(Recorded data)
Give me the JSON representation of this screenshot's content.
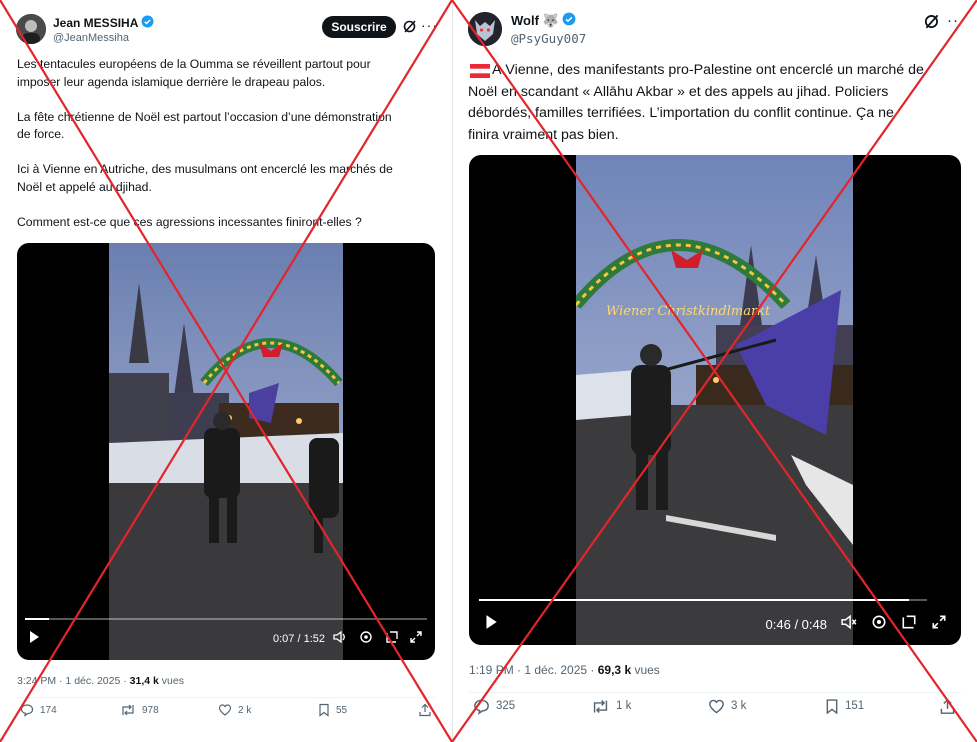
{
  "left": {
    "author_name": "Jean MESSIHA",
    "handle": "@JeanMessiha",
    "subscribe_label": "Souscrire",
    "body": "Les tentacules européens de la Oumma se réveillent partout pour\nimposer leur agenda islamique derrière le drapeau palos.\n\nLa fête chrétienne de Noël est partout l’occasion d’une démonstration\nde force.\n\nIci à Vienne en Autriche, des musulmans ont encerclé les marchés de\nNoël et appelé au djihad.\n\nComment est-ce que ces agressions incessantes finiront-elles ?",
    "video_time": "0:07 / 1:52",
    "video_progress": 0.06,
    "meta_time": "3:24 PM · 1 déc. 2025 · ",
    "views_count": "31,4 k",
    "views_label": " vues",
    "replies": "174",
    "reposts": "978",
    "likes": "2 k",
    "bookmarks": "55"
  },
  "right": {
    "author_name": "Wolf 🐺",
    "handle": "@PsyGuy007",
    "body": "À Vienne, des manifestants pro-Palestine ont encerclé un marché de\nNoël en scandant « Allāhu Akbar » et des appels au jihad. Policiers\ndébordés, familles terrifiées. L’importation du conflit continue. Ça ne\nfinira vraiment pas bien.",
    "video_time": "0:46 / 0:48",
    "video_progress": 0.96,
    "sign_text": "Wiener Christkindlmarkt",
    "meta_time": "1:19 PM · 1 déc. 2025 · ",
    "views_count": "69,3 k",
    "views_label": " vues",
    "replies": "325",
    "reposts": "1 k",
    "likes": "3 k",
    "bookmarks": "151"
  },
  "colors": {
    "verified_blue": "#1d9bf0",
    "cross_red": "#e3252b",
    "muted_text": "#536471"
  }
}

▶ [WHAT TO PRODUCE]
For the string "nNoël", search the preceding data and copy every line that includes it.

▶ [TASK ANSWER]
    "body": "Les tentacules européens de la Oumma se réveillent partout pour\nimposer leur agenda islamique derrière le drapeau palos.\n\nLa fête chrétienne de Noël est partout l’occasion d’une démonstration\nde force.\n\nIci à Vienne en Autriche, des musulmans ont encerclé les marchés de\nNoël et appelé au djihad.\n\nComment est-ce que ces agressions incessantes finiront-elles ?",
    "body": "À Vienne, des manifestants pro-Palestine ont encerclé un marché de\nNoël en scandant « Allāhu Akbar » et des appels au jihad. Policiers\ndébordés, familles terrifiées. L’importation du conflit continue. Ça ne\nfinira vraiment pas bien.",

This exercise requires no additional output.